One of the core symptoms of the sort of delusional paranoia that O’Reilly exhibits is a personality so disordered that it sees enemies around every corner (see The O’Reilly Fear Factor: Collected Verses). The latest target of O’Reilly’s dementia is the A.C. Nielsen Company who is responsible for the television ratings used by networks, producers and advertisers. People often forget that the Nielsen ratings are a marketing tool because many try to use them as an indicator of popularity. In the business, however, it is well known that the numbers are routinely massaged to produce positive results for whomever is reporting them. But O’Reilly is stretching interpretation to the breaking point.
In his latest screed he is outraged by reports in the New York Times that address his program and its ratings. He begins by boasting that his ratings put him in front of every competitor. He notes that his program is number one in total audience and grew in the 25-54 year old demographic by 90%. However, after basking in the glow of Nielsen’s data, O’Reilly turns around and castigates them as having “major problems…that have benefited MSNBC” and asserts that…

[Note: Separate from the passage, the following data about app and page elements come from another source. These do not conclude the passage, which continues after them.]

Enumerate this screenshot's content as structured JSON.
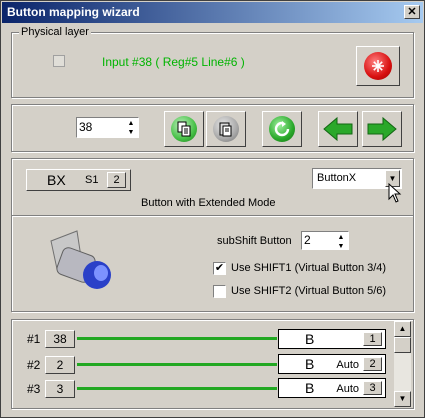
{
  "window": {
    "title": "Button mapping wizard",
    "close_symbol": "✕"
  },
  "physical": {
    "legend": "Physical layer",
    "input_text": "Input #38  ( Reg#5  Line#6 )"
  },
  "toolbar": {
    "index_value": "38"
  },
  "mapping": {
    "mode_main": "BX",
    "mode_shift": "S1",
    "mode_num": "2",
    "type_select": "ButtonX",
    "description": "Button  with Extended Mode"
  },
  "options": {
    "subshift_label": "subShift Button",
    "subshift_value": "2",
    "shift1_label": "Use SHIFT1 (Virtual Button 3/4)",
    "shift1_checked": true,
    "shift2_label": "Use SHIFT2 (Virtual Button 5/6)",
    "shift2_checked": false
  },
  "rows": [
    {
      "label": "#1",
      "button": "38",
      "letter": "B",
      "auto": "",
      "num": "1"
    },
    {
      "label": "#2",
      "button": "2",
      "letter": "B",
      "auto": "Auto",
      "num": "2"
    },
    {
      "label": "#3",
      "button": "3",
      "letter": "B",
      "auto": "Auto",
      "num": "3"
    }
  ],
  "colors": {
    "accent_green": "#22a822",
    "title_blue": "#0a246a",
    "input_text_green": "#00b400"
  }
}
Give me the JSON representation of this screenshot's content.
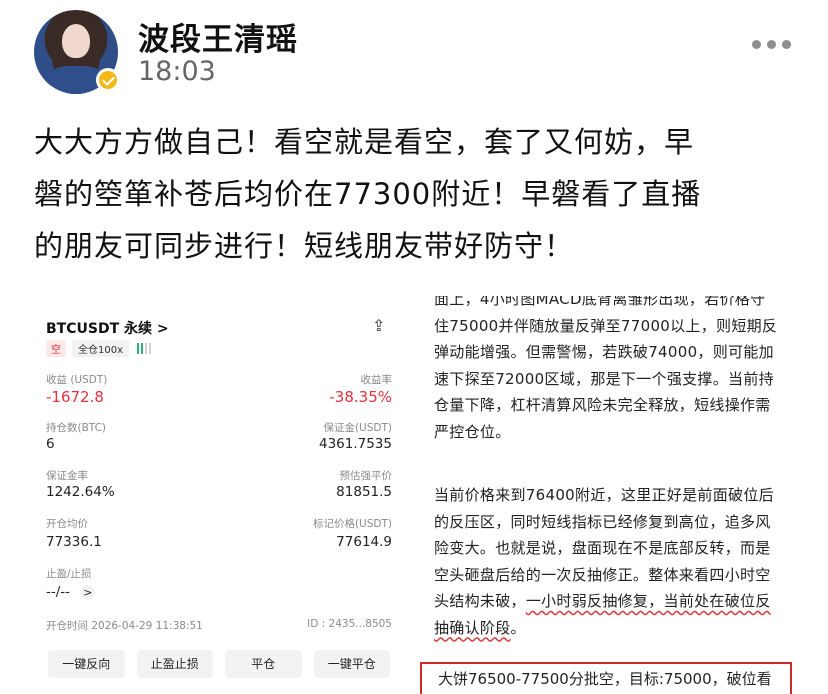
{
  "author": {
    "name": "波段王清瑶",
    "time": "18:03"
  },
  "post": {
    "lines": [
      "大大方方做自己！看空就是看空，套了又何妨，早",
      "磐的箜箪补苍后均价在77300附近！早磐看了直播",
      "的朋友可同步进行！短线朋友带好防守！"
    ]
  },
  "position_card": {
    "symbol": "BTCUSDT 永续",
    "symbol_chevron": ">",
    "side": "空",
    "leverage": "全仓100x",
    "pnl_label": "收益 (USDT)",
    "pnl_value": "-1672.8",
    "roi_label": "收益率",
    "roi_value": "-38.35%",
    "size_label": "持仓数(BTC)",
    "size_value": "6",
    "margin_label": "保证金(USDT)",
    "margin_value": "4361.7535",
    "margin_ratio_label": "保证金率",
    "margin_ratio_value": "1242.64%",
    "liq_label": "预估强平价",
    "liq_value": "81851.5",
    "entry_label": "开仓均价",
    "entry_value": "77336.1",
    "mark_label": "标记价格(USDT)",
    "mark_value": "77614.9",
    "tpsl_label": "止盈/止损",
    "tpsl_value": "--/--",
    "tpsl_chevron": ">",
    "open_time": "开仓时间 2026-04-29 11:38:51",
    "id": "ID : 2435...8505",
    "buttons": [
      "一键反向",
      "止盈止损",
      "平仓",
      "一键平仓"
    ],
    "colors": {
      "negative": "#e2323f",
      "positive": "#2fb37a"
    }
  },
  "analysis": {
    "para1": [
      "面上，4小时图MACD底背离雏形出现，若价格守",
      "住75000并伴随放量反弹至77000以上，则短期反",
      "弹动能增强。但需警惕，若跌破74000，则可能加",
      "速下探至72000区域，那是下一个强支撑。当前持",
      "仓量下降，杠杆清算风险未完全释放，短线操作需",
      "严控仓位。"
    ],
    "para2": [
      "当前价格来到76400附近，这里正好是前面破位后",
      "的反压区，同时短线指标已经修复到高位，追多风",
      "险变大。也就是说，盘面现在不是底部反转，而是",
      "空头砸盘后给的一次反抽修正。整体来看四小时空"
    ],
    "line_tail_a": "头结构未破，",
    "line_tail_b": "一小时弱反抽修复，当前处在破位反",
    "line_last": "抽确认阶段",
    "line_last_end": "。",
    "boxed_line": "大饼76500-77500分批空，目标:75000，破位看"
  }
}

“The bottom line on this is there may be some big-time cheating going on in the ratings system, and we hope the feds will investigate. Any fraud in the television rating system affects all Americans.”
What O’Reilly fails to grasp is that Nielsen is a private market research company that nobody is compelled to patronize. If O’Reilly and/or Fox News don’t trust the results, they can decline to renew their contract. But to suggest that the Feds investigate them is just plain crazy. O’Reilly is attempting to elevate Nielsen to some kind of public institution that is subject to scrutiny from government overseers. It’s not. If O’Reilly had any evidence of wrongdoing, he could easily release it and Nielsen would be forced to respond. That’s how the free market, so revered by rightist ideologues like O’Reilly, actually operates.

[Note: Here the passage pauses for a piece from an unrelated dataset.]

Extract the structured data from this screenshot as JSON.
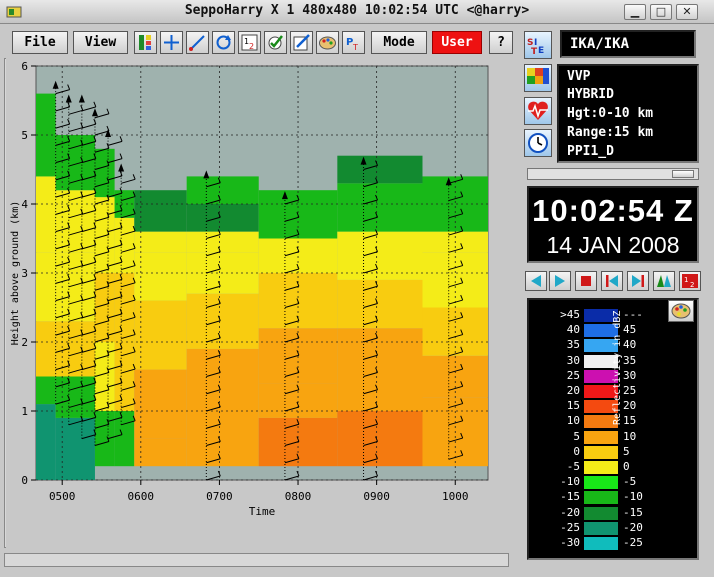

Obviously O’Reilly has no such evidence. And he is exploring the boundaries of absurdity by proudly citing the Nielsen ratings as his source for how successful he is, then slandering them for cheating to make him look bad. If he wants us to be suspicious of Nielsen data, than shouldn’t we also question the data that shows him ahead?

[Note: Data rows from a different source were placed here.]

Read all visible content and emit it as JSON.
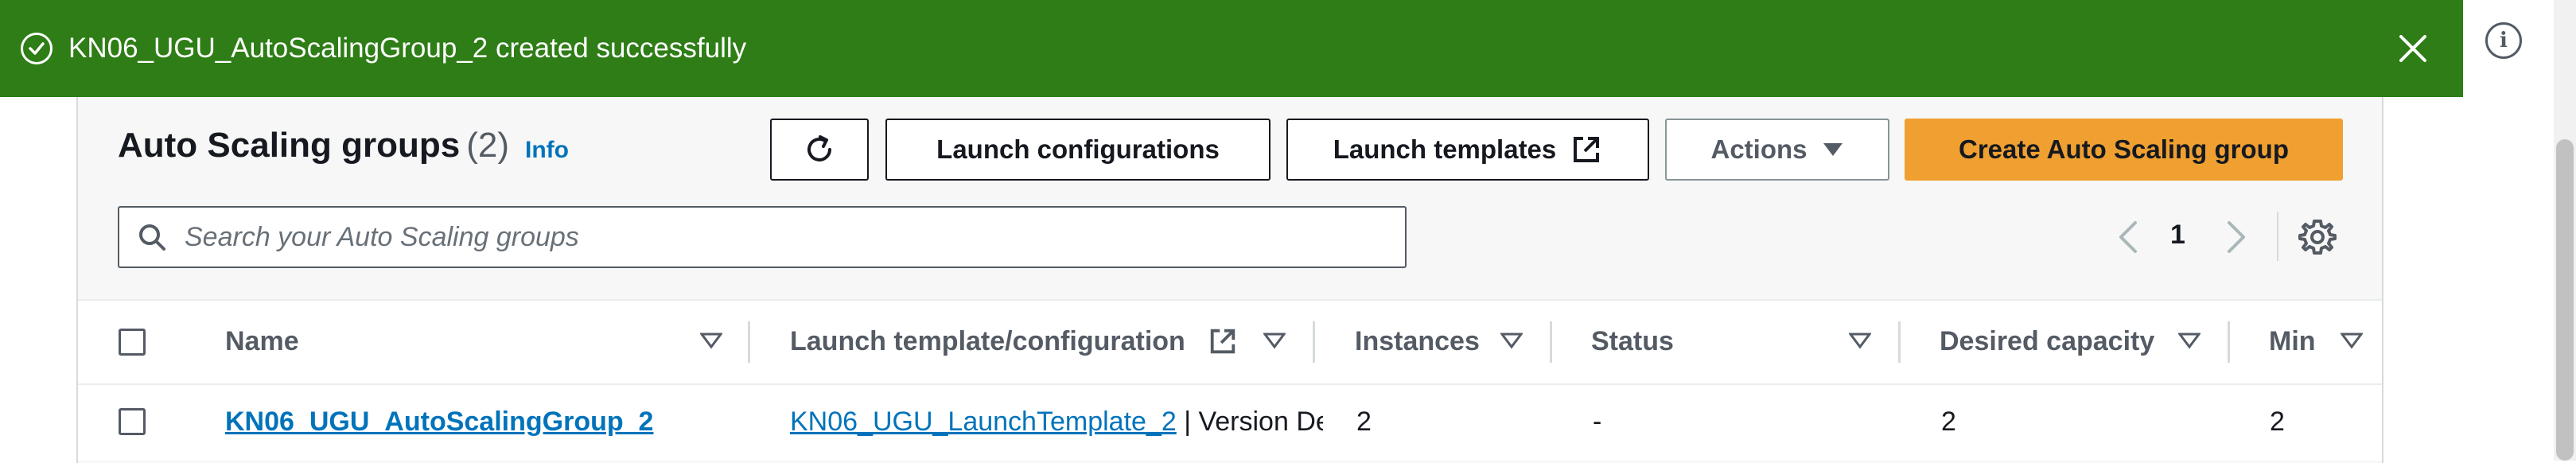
{
  "flash": {
    "message": "KN06_UGU_AutoScalingGroup_2 created successfully",
    "color": "#2e7d16"
  },
  "header": {
    "title": "Auto Scaling groups",
    "count": "(2)",
    "info_link": "Info"
  },
  "toolbar": {
    "launch_configurations_label": "Launch configurations",
    "launch_templates_label": "Launch templates",
    "actions_label": "Actions",
    "create_label": "Create Auto Scaling group",
    "accent_color": "#f0a031"
  },
  "search": {
    "placeholder": "Search your Auto Scaling groups",
    "value": ""
  },
  "pagination": {
    "current_page": "1"
  },
  "table": {
    "columns": [
      {
        "label": "Name"
      },
      {
        "label": "Launch template/configuration"
      },
      {
        "label": "Instances"
      },
      {
        "label": "Status"
      },
      {
        "label": "Desired capacity"
      },
      {
        "label": "Min"
      }
    ],
    "rows": [
      {
        "name": "KN06_UGU_AutoScalingGroup_2",
        "launch_template": "KN06_UGU_LaunchTemplate_2",
        "launch_template_suffix": " | Version Default",
        "instances": "2",
        "status": "-",
        "desired_capacity": "2",
        "min": "2"
      }
    ]
  },
  "icons": {
    "flash_status": "check-circle-icon",
    "flash_close": "close-icon",
    "help": "info-icon",
    "refresh": "refresh-icon",
    "external": "external-link-icon",
    "dropdown": "caret-down-icon",
    "search": "search-icon",
    "prev": "chevron-left-icon",
    "next": "chevron-right-icon",
    "settings": "gear-icon"
  }
}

As for his interpretation, O’Reilly is eager to complain that reporters from the New York Times leave out pertinent facts when profiling his performance. But so does he. His claim that he increased his 25-54 demo 90% needs to be put in context by noting that Keith Olbermann’s Countdown increased the same demo by over 300%. O’Reilly also likes to use the total audience numbers because they favor him. What he doesn’t say is that nobody in the business cares about them. Advertisers are focused on younger demos. In that area, O’Reilly lags severely. Only 22% of primetime Fox News viewers were in the 25-54 demo, compared to 31% for CNN and 38% for MSNBC. And Fox News is consistently the slowest growing of all the cable news networks.
O’Reilly’s attack on the Times has escalated into what he calls a war, and O’Reilly is fighting dirty. In a Herculean feat of irrelevance, he suggests that the Times’ performance on Wall Street is an affirmation of his position:
“The Times is suffering for its deceptive reporting. Its stock price is down 54 percent.”
Once again it is what O’Reilly leaves out that is most significant. First of all, he fails to note that the entire stock market has been brutalized by a sell-off of historic proportions. More to the point, the stock price of Fox News’ parent company, News Corp., is presently down 63% from it’s 52 week high. So by O’Reilly’s logic, Fox is 9% more deceptive than the Times.
I recognize that I’m being generous using the word “logic” in connection to anything O’Reilly does or says. But what’s notable about his latest “Reality Check” is how much farther it extends into the surreal than even he has ventured before. He has truly lost touch and now wanders a barren mental landscape in a vain search for sanity and safety from the demons he imagines are pursuing him.